One of the recurring discoveries of my life is that everything connects. Get interested in something, and it leads you to something else. That leads you to the next thing. Before long, you're interested in anything.
Following connections is great fun in your personal reading habits. It's fun for organizations, too.
For instance, the Douglas County Libraries is deeply interested in its many overlapping communities. The more we know about them, the more we can gather resources - people, information, facilities - to help the larger community succeed.
Dean Ruppelt is a patriot.
He served in the Army Reserves from 1982-1987. He served another stint in the Navy from 1987-1991. In September of 2007, he joined the National Guard.
In August of 2008 he got married (on 08/08/08, in fact - a brilliant stratagem to make the date itself memorable.)
And on January 2009, he got called up.
At Fort Hood he got two months training.
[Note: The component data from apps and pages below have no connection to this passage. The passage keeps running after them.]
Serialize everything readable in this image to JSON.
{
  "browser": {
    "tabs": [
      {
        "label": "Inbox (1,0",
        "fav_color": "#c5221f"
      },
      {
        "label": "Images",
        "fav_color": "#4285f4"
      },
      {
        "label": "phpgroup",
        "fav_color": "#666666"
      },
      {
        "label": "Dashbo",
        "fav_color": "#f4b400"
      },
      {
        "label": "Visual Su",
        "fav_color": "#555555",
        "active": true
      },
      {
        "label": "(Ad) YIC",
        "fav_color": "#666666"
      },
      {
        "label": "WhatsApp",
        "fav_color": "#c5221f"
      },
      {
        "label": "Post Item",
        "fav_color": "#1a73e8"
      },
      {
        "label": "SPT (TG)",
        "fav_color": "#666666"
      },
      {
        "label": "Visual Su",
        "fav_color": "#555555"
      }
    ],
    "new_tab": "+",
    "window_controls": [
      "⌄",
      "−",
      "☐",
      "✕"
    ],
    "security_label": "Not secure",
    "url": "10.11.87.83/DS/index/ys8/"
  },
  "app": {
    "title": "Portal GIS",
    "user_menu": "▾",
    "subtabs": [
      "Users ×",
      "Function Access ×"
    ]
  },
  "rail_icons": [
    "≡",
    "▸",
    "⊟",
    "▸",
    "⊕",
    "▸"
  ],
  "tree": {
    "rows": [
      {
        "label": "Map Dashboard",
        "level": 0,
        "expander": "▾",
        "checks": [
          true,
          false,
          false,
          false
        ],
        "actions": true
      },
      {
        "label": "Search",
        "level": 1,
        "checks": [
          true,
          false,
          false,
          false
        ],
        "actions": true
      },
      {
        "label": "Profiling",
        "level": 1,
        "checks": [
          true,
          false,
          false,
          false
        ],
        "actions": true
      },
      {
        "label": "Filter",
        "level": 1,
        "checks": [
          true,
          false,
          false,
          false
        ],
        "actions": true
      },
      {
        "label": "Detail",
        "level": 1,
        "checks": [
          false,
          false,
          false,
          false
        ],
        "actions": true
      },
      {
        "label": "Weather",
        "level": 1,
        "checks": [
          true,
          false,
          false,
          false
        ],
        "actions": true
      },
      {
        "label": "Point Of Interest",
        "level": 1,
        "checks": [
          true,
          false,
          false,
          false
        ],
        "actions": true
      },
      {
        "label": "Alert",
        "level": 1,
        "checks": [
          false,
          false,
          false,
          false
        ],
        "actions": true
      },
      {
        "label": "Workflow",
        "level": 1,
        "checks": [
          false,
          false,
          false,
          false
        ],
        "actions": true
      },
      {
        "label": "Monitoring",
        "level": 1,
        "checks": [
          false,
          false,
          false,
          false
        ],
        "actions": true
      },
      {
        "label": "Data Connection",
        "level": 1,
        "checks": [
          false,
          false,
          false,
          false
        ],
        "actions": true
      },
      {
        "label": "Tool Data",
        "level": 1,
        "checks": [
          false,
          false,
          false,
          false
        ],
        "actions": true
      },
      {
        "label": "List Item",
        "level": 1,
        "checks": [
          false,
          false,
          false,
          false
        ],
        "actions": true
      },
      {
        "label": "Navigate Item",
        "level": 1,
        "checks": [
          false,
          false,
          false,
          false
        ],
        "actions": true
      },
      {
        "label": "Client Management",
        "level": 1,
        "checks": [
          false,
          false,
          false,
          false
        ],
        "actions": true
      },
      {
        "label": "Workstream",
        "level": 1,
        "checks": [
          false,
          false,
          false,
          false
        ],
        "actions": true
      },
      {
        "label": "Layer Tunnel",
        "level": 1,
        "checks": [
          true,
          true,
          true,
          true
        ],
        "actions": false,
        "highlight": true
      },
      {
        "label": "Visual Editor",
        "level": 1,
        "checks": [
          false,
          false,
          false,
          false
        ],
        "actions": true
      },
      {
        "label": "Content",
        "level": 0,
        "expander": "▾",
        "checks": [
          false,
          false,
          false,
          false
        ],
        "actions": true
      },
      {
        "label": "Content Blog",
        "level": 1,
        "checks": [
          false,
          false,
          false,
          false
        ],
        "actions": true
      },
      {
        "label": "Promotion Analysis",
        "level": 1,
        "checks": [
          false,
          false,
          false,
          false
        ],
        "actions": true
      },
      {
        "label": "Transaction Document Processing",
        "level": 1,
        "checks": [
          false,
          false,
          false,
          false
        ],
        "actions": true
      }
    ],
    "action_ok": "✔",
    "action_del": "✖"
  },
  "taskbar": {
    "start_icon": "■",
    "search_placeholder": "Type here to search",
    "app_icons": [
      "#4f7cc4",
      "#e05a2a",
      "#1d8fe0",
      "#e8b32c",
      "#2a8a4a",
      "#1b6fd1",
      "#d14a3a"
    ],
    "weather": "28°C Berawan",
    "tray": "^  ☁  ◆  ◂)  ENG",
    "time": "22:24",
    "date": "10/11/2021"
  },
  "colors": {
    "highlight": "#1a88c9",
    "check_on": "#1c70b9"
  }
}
He left for Kuwait at the end of June, where he got two more week's training, this time in dealing with IEDs (Improvised Explosive Devices).
On July 12, 2009, he arrived in Iraq.
Former county commissioner Melanie Worley told me recently about her first job. She was a fairy princess.
A local movie theater hired her, gave her a gown, cape, and wand, and instructed her to supervise the frequent hordes of children. Sometimes, she said, she had to bonk them with her wand.
It was excellent training.
Douglas County Libraries has learned some things. Beginning with our experiments in Roxborough, then Lone Tree, we discovered that a combination of self-check technologies and displays meant that we could move far more books, movies, and music with the same staff and space. In fact, we have almost 7% fewer staff this year than last.